The meeting took place at the humble home Ayatollah Sistani has rented for decades. The Vatican said the Pope thanked Ayatollah Sistani for having “raised his voice in defence of the weakest and most persecuted” during some of the most violent times in Iraq’s recent history. The visit was carried live on Iraqi television, and residents cheered the meeting of two respected faith leaders. In a statement, Ayatollah Sistani said, “Religious and spiritual leadership must play a big role to put a stop to tragedy … and urge sides, especially great powers, to make wisdom and sense prevail and erase the language of war”. He affirmed his concern that Christian citizens should live like all Iraqis in peace and security, and with their full constitutional rights.
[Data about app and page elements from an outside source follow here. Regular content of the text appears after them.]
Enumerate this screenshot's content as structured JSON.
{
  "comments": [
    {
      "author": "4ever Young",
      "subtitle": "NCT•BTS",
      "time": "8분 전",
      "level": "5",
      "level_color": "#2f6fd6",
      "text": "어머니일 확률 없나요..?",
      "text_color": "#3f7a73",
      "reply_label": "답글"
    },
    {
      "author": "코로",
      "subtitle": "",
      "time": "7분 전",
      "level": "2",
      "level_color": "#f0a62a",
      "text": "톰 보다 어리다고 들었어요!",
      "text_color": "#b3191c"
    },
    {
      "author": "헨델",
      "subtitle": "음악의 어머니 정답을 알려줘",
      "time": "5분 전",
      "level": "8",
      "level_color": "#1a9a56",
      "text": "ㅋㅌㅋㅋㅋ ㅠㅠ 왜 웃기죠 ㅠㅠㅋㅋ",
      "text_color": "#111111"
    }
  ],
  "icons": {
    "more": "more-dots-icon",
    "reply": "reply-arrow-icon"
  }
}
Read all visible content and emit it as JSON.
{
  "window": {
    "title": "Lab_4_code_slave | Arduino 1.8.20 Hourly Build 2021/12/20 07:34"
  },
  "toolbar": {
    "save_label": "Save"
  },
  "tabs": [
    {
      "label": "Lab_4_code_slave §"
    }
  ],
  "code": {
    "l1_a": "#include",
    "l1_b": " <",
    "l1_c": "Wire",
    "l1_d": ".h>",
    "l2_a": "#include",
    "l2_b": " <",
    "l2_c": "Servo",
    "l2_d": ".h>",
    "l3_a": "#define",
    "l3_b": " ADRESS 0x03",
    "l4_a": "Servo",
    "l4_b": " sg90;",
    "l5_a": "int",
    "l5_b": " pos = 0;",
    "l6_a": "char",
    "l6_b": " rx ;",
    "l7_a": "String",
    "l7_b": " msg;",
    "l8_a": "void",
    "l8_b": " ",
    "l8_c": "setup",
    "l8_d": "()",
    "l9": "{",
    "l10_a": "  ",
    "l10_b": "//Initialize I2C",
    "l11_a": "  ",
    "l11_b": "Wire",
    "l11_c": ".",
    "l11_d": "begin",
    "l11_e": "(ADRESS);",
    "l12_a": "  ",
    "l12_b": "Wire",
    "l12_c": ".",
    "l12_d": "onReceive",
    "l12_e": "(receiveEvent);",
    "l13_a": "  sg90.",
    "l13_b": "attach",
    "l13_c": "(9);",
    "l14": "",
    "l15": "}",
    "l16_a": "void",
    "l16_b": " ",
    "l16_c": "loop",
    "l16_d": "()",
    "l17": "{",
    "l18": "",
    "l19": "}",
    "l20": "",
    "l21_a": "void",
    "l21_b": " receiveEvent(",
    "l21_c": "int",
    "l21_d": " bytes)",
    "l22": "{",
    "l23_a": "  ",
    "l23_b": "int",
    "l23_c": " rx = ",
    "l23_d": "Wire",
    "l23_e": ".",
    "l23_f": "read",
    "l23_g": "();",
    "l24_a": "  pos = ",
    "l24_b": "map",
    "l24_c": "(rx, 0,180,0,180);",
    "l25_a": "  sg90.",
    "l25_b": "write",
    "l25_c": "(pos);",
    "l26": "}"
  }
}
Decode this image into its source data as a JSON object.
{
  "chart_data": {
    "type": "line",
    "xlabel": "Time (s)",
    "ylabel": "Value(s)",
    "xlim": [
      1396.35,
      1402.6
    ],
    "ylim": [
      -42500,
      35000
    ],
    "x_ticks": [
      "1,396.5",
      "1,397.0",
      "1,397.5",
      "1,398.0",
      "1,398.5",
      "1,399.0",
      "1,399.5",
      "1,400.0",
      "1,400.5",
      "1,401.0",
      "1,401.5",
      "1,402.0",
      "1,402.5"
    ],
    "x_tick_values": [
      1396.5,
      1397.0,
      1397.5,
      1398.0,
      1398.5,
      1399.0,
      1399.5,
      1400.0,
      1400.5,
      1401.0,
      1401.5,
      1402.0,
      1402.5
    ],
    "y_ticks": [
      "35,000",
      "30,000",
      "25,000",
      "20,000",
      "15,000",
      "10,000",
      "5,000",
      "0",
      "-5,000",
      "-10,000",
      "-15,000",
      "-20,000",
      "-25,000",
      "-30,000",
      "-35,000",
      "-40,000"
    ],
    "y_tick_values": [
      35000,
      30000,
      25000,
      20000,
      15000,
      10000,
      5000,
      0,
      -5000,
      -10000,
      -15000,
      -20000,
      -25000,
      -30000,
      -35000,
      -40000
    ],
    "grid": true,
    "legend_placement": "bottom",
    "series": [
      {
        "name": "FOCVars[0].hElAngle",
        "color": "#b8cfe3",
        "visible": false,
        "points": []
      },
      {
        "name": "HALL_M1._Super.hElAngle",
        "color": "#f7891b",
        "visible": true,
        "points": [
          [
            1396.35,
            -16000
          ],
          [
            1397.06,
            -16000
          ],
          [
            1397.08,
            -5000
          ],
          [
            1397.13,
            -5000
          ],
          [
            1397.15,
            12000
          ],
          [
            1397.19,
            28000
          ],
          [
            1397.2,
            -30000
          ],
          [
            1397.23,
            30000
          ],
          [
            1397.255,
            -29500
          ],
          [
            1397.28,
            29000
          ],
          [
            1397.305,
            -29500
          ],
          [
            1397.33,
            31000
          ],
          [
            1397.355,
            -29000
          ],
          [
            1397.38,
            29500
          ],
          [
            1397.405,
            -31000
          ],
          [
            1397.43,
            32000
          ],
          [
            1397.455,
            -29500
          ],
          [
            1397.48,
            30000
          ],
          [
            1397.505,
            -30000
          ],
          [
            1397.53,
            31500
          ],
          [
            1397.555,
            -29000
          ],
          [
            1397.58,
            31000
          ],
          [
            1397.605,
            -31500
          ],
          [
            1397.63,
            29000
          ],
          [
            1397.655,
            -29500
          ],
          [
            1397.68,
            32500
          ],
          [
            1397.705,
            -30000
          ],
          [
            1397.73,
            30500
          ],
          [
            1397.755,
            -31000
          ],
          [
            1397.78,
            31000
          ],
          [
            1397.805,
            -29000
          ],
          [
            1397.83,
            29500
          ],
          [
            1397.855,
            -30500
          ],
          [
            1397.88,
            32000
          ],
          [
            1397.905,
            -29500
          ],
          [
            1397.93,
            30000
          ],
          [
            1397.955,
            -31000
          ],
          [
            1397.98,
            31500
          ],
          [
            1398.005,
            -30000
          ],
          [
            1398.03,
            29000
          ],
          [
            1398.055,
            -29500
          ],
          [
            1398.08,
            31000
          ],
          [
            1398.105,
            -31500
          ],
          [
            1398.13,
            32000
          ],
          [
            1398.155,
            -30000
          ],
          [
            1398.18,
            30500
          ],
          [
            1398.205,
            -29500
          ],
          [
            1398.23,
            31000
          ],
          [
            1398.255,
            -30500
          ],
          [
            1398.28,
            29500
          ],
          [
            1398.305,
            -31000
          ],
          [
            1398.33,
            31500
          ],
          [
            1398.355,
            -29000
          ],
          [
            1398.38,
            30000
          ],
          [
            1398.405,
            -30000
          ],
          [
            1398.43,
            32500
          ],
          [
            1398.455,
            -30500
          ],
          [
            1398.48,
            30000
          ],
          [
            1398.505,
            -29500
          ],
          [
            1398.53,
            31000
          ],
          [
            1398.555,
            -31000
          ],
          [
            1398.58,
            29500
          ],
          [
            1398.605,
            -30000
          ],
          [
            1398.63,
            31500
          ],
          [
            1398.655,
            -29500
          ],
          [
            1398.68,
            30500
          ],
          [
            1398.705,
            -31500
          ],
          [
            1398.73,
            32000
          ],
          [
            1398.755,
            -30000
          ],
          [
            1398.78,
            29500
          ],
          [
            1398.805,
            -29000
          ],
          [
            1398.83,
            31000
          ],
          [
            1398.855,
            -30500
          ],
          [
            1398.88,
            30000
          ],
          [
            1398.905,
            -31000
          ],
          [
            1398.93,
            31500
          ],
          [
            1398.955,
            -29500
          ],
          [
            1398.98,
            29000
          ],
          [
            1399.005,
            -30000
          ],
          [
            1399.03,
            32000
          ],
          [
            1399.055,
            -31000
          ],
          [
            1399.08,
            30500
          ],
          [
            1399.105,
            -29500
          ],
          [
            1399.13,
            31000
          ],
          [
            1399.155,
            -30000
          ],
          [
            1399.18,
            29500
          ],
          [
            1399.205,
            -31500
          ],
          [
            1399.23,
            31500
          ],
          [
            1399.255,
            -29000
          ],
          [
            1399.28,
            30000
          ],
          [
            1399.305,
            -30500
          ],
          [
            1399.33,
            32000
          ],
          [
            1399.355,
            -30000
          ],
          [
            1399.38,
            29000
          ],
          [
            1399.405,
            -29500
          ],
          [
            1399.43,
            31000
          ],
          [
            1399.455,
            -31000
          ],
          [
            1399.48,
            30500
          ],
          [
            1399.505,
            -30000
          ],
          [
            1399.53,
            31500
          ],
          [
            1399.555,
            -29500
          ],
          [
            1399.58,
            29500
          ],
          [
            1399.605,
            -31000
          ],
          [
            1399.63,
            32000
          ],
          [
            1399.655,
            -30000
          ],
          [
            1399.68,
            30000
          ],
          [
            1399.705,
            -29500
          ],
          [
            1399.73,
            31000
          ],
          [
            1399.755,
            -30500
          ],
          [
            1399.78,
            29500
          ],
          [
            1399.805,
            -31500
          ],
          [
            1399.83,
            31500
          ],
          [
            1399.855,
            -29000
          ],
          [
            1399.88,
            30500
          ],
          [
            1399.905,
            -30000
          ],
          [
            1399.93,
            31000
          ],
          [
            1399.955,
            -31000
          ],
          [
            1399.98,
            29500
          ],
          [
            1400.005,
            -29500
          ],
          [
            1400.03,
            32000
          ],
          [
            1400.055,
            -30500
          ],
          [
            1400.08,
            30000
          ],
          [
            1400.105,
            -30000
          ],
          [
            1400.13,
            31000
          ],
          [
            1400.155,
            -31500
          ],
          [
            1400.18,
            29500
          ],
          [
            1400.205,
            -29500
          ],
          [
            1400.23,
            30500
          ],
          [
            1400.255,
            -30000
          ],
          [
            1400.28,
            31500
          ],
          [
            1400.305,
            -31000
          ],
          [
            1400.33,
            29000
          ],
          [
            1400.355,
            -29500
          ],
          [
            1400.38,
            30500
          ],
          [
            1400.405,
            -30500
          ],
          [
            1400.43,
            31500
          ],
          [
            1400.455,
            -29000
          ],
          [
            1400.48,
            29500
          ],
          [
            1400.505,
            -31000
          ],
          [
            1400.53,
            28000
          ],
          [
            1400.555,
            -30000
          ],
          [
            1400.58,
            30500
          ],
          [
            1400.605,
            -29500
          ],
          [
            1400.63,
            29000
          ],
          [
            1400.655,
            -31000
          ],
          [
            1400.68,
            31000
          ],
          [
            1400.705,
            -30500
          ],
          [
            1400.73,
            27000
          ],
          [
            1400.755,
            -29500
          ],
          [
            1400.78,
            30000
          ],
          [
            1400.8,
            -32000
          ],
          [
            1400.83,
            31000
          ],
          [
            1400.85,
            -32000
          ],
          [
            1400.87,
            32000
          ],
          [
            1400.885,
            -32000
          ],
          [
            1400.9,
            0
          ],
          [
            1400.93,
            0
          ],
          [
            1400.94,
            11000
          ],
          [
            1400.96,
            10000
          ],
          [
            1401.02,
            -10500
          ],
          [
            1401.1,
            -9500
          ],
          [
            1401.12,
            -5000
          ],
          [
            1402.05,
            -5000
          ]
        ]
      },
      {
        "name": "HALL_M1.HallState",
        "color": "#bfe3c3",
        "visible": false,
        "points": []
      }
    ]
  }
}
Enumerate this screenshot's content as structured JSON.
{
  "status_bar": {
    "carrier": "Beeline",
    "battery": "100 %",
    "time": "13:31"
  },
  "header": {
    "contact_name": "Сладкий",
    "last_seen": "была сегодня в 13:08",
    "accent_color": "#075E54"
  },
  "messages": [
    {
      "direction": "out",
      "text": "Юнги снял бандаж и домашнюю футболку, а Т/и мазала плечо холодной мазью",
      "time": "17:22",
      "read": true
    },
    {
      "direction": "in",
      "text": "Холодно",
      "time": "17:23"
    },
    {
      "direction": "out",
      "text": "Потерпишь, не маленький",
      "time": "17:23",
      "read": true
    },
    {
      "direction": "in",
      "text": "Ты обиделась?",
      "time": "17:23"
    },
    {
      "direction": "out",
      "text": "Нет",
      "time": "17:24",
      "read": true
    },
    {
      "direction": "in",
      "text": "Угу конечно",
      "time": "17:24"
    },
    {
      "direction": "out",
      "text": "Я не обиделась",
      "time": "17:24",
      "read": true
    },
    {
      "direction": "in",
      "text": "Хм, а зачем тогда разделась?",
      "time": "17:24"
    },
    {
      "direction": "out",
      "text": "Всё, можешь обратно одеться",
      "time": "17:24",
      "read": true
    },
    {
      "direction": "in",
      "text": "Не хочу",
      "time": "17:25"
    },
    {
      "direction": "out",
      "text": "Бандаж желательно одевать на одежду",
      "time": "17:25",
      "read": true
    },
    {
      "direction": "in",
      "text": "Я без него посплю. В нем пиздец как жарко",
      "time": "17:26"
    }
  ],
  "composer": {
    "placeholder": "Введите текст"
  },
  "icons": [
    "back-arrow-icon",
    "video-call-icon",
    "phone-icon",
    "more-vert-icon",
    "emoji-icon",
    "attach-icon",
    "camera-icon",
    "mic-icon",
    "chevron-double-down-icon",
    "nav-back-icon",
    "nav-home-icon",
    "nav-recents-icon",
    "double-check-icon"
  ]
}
The Vatican said Pope Francis thanked al-Sistani and the Shia people for having “raised his voice in defence of the weakest and most persecuted” during some of the most violent times in Iraq’s recent history. The Pope said that Ayatollah Sistani’s message of peace affirmed “the sacredness of human life and the importance of the unity of the Iraqi people”. According to a statement from the Vatican’s Press Office, during the courtesy visit, which lasted about forty-five minutes,  the Pope “stressed the importance of cooperation and friendship between religious communities for contributing – through the cultivation of mutual respect and dialogue – to the good of Iraq, the region and the entire human family.”

In taking leave of the Ayatollah, the Pope stated that he continued to pray that God, the Creator of all, would grant a future of peace and fraternity for the beloved land of Iraq, for the Middle East and for the whole world.